Given records below:

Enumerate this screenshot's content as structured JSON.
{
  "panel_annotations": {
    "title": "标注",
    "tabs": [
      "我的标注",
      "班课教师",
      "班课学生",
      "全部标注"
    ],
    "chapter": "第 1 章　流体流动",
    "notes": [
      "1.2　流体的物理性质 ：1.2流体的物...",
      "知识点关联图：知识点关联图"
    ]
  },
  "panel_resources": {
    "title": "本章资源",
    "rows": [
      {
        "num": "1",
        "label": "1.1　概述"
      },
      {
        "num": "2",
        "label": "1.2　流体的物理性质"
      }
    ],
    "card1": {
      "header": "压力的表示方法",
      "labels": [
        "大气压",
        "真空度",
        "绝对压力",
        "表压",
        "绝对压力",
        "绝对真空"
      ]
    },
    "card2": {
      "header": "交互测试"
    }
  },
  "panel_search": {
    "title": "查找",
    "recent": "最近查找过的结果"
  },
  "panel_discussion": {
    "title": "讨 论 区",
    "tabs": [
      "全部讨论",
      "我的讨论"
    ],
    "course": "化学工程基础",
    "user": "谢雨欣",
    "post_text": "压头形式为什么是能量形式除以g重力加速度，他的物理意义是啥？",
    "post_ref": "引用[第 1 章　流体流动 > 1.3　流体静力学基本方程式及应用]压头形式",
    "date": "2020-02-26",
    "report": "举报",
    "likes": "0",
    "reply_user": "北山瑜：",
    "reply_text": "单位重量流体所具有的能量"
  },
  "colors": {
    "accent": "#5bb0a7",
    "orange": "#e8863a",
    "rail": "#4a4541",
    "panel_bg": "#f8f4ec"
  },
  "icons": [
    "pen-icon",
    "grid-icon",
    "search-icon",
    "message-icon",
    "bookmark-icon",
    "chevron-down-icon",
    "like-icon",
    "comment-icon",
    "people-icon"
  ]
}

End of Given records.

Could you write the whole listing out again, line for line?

• **Response below**
Enumerate this screenshot's content as structured JSON.
{
  "panel_annotations": {
    "title": "标注",
    "tabs": [
      "我的标注",
      "班课教师",
      "班课学生",
      "全部标注"
    ],
    "chapter": "第 1 章　流体流动",
    "notes": [
      "1.2　流体的物理性质 ：1.2流体的物...",
      "知识点关联图：知识点关联图"
    ]
  },
  "panel_resources": {
    "title": "本章资源",
    "rows": [
      {
        "num": "1",
        "label": "1.1　概述"
      },
      {
        "num": "2",
        "label": "1.2　流体的物理性质"
      }
    ],
    "card1": {
      "header": "压力的表示方法",
      "labels": [
        "大气压",
        "真空度",
        "绝对压力",
        "表压",
        "绝对压力",
        "绝对真空"
      ]
    },
    "card2": {
      "header": "交互测试"
    }
  },
  "panel_search": {
    "title": "查找",
    "recent": "最近查找过的结果"
  },
  "panel_discussion": {
    "title": "讨 论 区",
    "tabs": [
      "全部讨论",
      "我的讨论"
    ],
    "course": "化学工程基础",
    "user": "谢雨欣",
    "post_text": "压头形式为什么是能量形式除以g重力加速度，他的物理意义是啥？",
    "post_ref": "引用[第 1 章　流体流动 > 1.3　流体静力学基本方程式及应用]压头形式",
    "date": "2020-02-26",
    "report": "举报",
    "likes": "0",
    "reply_user": "北山瑜：",
    "reply_text": "单位重量流体所具有的能量"
  },
  "colors": {
    "accent": "#5bb0a7",
    "orange": "#e8863a",
    "rail": "#4a4541",
    "panel_bg": "#f8f4ec"
  },
  "icons": [
    "pen-icon",
    "grid-icon",
    "search-icon",
    "message-icon",
    "bookmark-icon",
    "chevron-down-icon",
    "like-icon",
    "comment-icon",
    "people-icon"
  ]
}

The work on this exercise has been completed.